### Work request
Please restate every entry exactly. Leave out the pictures.
-=-=-=-=-
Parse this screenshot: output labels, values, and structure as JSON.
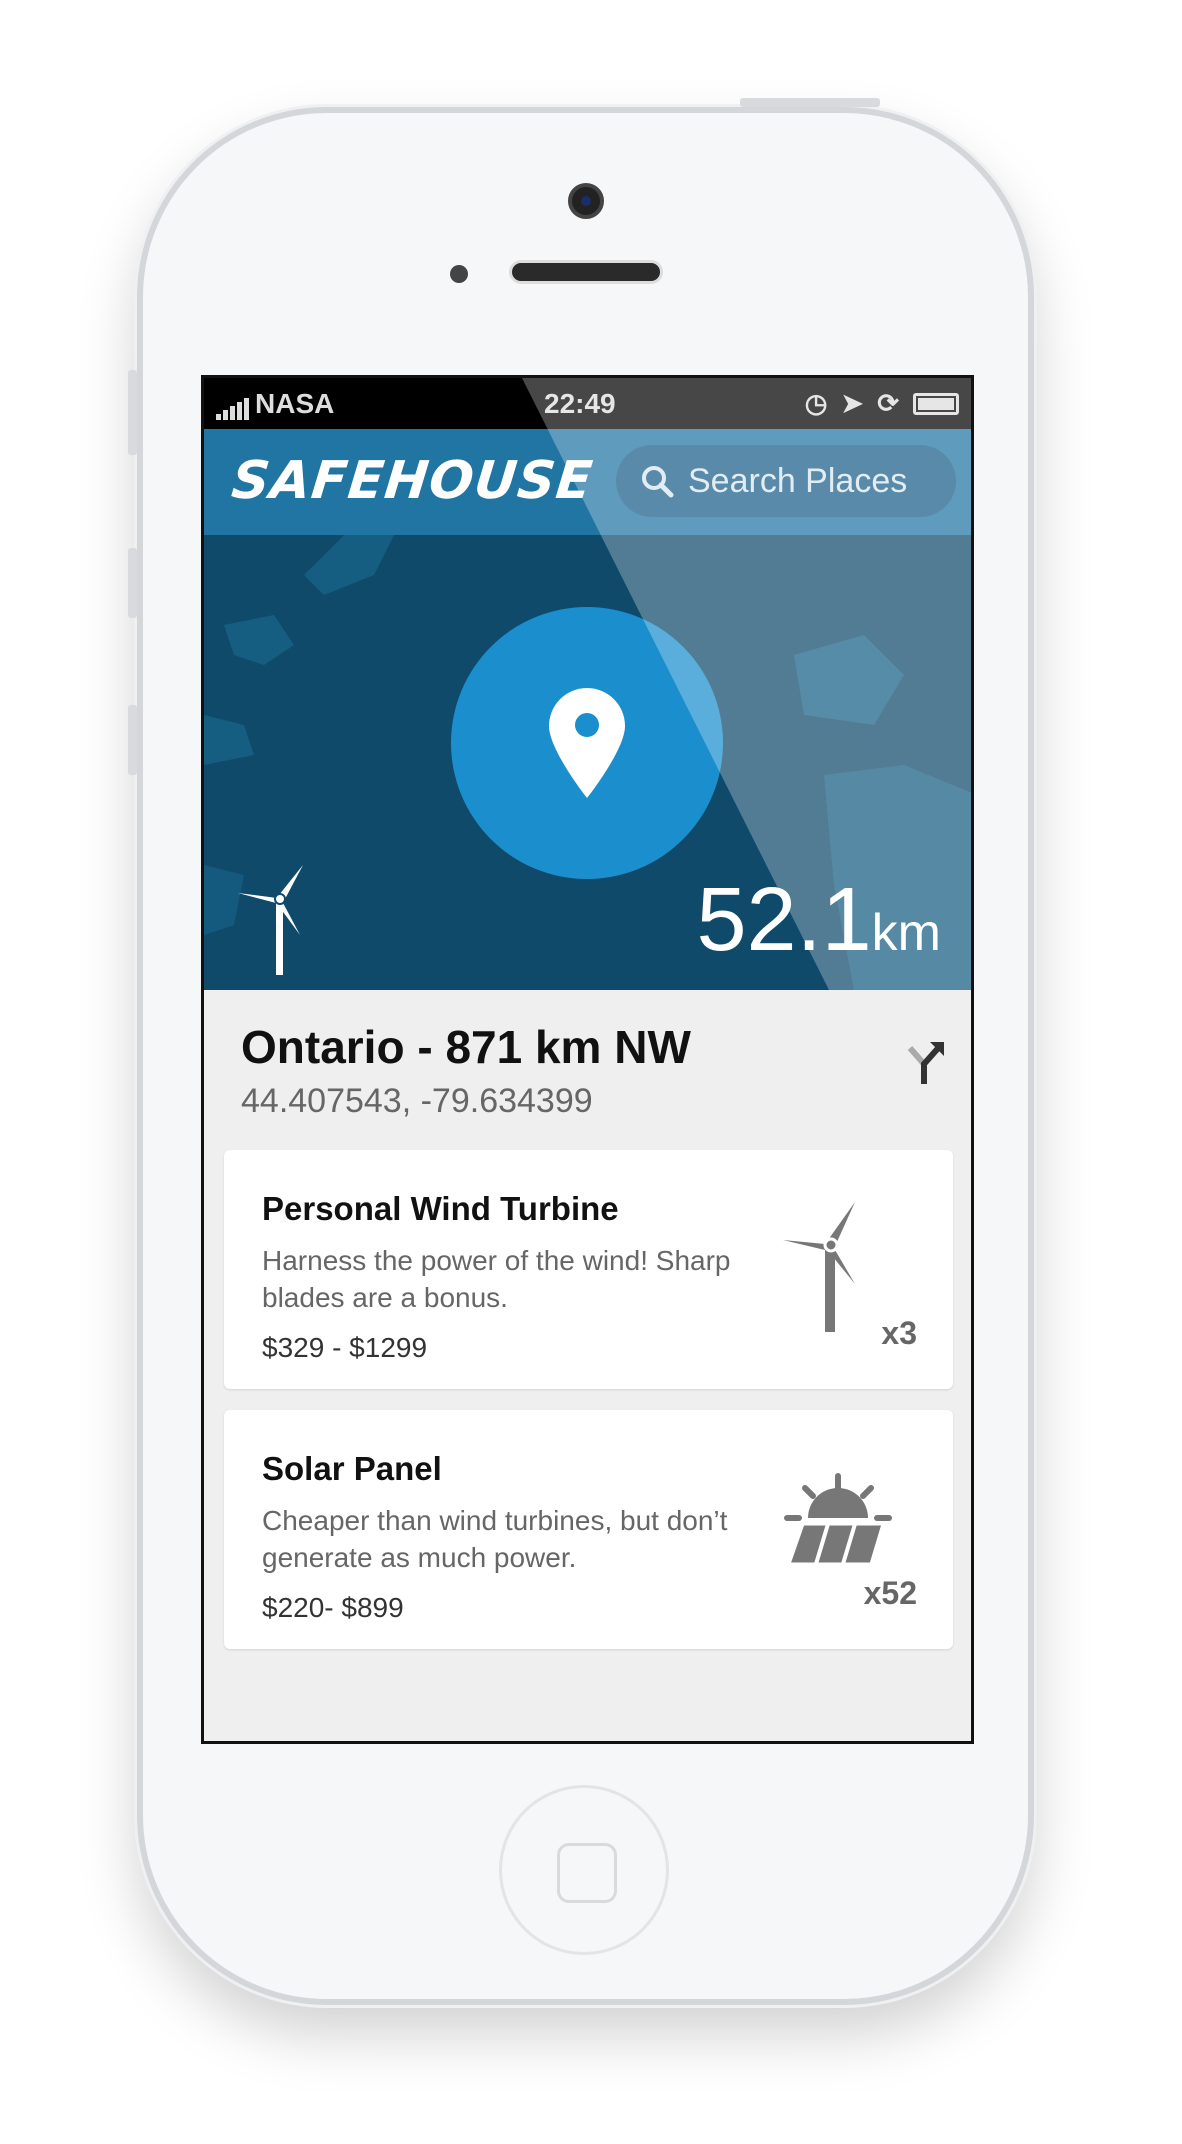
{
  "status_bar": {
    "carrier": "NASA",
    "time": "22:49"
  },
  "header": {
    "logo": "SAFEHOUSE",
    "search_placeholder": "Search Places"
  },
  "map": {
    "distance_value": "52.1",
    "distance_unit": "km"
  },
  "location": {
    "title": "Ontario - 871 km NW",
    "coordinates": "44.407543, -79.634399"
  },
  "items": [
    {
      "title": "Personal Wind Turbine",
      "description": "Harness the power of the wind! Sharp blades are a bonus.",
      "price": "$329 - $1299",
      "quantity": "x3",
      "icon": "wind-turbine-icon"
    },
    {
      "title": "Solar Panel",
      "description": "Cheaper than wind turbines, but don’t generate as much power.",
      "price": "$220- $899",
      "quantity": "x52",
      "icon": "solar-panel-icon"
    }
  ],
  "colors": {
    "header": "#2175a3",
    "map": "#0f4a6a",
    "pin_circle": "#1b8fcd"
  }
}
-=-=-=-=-
### Exercise response
Parse this screenshot: output labels, values, and structure as JSON.
{
  "status_bar": {
    "carrier": "NASA",
    "time": "22:49"
  },
  "header": {
    "logo": "SAFEHOUSE",
    "search_placeholder": "Search Places"
  },
  "map": {
    "distance_value": "52.1",
    "distance_unit": "km"
  },
  "location": {
    "title": "Ontario - 871 km NW",
    "coordinates": "44.407543, -79.634399"
  },
  "items": [
    {
      "title": "Personal Wind Turbine",
      "description": "Harness the power of the wind! Sharp blades are a bonus.",
      "price": "$329 - $1299",
      "quantity": "x3",
      "icon": "wind-turbine-icon"
    },
    {
      "title": "Solar Panel",
      "description": "Cheaper than wind turbines, but don’t generate as much power.",
      "price": "$220- $899",
      "quantity": "x52",
      "icon": "solar-panel-icon"
    }
  ],
  "colors": {
    "header": "#2175a3",
    "map": "#0f4a6a",
    "pin_circle": "#1b8fcd"
  }
}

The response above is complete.